* [Requirement]: Copy each line below in which the word "System" occurs.

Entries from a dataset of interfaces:

——

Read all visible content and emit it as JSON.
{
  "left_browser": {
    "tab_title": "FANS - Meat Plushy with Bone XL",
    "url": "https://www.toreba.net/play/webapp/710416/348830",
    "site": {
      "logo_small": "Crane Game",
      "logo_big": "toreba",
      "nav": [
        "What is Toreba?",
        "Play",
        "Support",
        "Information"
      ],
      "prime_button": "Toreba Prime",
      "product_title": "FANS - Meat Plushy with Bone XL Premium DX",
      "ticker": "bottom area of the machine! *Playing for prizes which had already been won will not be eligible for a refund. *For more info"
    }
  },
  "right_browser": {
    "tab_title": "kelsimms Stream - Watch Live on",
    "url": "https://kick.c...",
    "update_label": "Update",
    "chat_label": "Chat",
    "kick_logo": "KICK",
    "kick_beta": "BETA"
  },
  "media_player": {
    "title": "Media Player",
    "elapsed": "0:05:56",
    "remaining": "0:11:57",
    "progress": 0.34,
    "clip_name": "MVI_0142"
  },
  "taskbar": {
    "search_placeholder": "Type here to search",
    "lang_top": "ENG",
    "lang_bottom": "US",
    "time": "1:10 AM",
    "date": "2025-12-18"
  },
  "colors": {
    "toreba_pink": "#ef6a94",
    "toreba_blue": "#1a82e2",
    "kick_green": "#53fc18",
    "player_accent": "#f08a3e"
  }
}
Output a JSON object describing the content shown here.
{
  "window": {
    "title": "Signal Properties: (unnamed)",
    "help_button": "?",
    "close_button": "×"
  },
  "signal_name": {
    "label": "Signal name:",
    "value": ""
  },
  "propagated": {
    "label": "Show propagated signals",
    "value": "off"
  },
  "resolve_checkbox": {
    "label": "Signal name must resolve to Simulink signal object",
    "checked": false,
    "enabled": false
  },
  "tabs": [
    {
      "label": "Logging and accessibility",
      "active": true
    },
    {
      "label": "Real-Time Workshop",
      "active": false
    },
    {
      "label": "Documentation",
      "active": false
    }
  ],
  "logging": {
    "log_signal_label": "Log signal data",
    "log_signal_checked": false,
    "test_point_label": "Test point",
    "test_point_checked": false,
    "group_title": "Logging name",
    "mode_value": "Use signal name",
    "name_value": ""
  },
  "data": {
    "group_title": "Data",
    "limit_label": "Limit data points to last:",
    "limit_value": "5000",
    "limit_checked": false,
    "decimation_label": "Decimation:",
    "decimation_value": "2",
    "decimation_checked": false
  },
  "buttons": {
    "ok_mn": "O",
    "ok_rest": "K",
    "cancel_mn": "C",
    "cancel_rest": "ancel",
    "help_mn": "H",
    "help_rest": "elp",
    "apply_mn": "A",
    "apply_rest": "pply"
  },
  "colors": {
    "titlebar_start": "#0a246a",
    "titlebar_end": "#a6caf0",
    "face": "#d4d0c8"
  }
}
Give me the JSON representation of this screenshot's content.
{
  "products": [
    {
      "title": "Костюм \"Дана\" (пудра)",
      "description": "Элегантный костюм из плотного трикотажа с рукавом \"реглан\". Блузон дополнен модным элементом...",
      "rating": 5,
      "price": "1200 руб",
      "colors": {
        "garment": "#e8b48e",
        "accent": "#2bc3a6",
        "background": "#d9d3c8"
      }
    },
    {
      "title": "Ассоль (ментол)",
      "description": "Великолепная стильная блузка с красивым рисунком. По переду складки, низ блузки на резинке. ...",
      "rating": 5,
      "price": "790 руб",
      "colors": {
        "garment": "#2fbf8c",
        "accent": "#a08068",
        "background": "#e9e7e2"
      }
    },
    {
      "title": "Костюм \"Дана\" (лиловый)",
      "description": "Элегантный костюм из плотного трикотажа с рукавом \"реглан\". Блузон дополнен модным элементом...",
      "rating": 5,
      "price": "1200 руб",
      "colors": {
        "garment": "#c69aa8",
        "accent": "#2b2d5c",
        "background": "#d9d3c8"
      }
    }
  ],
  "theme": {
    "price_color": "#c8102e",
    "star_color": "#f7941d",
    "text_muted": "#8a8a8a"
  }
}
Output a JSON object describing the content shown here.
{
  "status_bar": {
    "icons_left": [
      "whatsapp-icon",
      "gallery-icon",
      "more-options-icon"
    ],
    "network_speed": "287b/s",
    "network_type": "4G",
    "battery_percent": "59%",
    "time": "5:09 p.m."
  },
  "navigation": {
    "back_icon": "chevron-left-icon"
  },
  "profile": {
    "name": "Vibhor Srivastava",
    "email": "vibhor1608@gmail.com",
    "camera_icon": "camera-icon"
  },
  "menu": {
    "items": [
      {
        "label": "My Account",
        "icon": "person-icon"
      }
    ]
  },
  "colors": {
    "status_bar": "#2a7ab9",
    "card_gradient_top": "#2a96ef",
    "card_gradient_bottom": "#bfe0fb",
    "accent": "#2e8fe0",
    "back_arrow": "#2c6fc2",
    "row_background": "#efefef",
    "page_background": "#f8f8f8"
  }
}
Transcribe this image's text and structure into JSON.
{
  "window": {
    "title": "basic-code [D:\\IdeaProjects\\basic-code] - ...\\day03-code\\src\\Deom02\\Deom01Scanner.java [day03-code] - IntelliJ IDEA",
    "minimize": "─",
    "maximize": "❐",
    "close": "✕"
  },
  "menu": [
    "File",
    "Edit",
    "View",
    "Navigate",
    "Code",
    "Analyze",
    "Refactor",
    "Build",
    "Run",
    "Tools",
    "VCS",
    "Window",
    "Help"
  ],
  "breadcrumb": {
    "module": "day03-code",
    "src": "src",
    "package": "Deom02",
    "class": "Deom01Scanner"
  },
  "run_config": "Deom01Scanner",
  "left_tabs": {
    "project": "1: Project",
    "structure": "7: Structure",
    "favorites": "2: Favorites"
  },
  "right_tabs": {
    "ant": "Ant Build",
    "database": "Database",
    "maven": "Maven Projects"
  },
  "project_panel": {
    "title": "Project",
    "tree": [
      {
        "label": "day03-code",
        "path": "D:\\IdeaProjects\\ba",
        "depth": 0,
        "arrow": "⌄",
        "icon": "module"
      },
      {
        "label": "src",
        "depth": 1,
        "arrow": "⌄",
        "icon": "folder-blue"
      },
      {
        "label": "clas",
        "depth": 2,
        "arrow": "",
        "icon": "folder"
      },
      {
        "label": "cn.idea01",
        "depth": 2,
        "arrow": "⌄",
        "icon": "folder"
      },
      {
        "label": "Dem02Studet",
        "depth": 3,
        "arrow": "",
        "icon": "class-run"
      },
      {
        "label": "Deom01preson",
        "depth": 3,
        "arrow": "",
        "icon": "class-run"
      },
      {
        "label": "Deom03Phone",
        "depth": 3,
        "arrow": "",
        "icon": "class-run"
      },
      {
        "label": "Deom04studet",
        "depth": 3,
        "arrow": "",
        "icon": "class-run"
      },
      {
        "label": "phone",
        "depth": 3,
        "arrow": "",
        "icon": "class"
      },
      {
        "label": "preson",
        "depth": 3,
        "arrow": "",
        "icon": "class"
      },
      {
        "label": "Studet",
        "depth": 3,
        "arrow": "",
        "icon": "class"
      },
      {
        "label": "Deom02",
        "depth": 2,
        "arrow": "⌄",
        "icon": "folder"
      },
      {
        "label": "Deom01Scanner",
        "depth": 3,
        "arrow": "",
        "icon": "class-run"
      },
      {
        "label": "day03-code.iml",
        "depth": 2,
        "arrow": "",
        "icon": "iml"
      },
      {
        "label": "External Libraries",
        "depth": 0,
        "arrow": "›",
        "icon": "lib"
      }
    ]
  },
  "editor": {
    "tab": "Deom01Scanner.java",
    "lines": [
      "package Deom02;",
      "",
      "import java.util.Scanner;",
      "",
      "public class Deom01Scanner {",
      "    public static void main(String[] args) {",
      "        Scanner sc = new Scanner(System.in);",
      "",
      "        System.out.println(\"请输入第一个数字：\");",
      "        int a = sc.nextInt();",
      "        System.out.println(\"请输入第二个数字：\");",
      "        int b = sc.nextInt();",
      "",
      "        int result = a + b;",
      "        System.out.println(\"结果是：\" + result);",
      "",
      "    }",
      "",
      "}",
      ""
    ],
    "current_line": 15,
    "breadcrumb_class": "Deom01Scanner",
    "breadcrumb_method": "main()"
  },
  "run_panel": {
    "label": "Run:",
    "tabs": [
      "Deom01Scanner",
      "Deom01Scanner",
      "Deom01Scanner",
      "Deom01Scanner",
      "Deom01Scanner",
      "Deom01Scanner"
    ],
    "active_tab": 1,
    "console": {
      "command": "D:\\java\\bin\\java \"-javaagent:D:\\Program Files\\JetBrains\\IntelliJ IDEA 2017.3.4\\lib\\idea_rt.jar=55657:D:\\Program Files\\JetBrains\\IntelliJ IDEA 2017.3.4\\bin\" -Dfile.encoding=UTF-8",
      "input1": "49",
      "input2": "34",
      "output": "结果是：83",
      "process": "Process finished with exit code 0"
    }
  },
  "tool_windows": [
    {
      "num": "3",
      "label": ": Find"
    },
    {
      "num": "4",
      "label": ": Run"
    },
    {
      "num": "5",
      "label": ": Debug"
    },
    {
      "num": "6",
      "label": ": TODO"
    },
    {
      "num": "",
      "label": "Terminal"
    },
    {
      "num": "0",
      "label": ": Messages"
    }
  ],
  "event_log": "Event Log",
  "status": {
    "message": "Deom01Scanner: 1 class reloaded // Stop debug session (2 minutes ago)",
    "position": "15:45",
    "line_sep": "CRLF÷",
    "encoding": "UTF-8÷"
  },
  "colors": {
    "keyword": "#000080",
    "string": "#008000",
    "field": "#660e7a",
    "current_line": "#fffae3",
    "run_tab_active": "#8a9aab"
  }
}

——

* [Response to this task]:
      "        Scanner sc = new Scanner(System.in);",
      "        System.out.println(\"请输入第一个数字：\");",
      "        System.out.println(\"请输入第二个数字：\");",
      "        System.out.println(\"结果是：\" + result);",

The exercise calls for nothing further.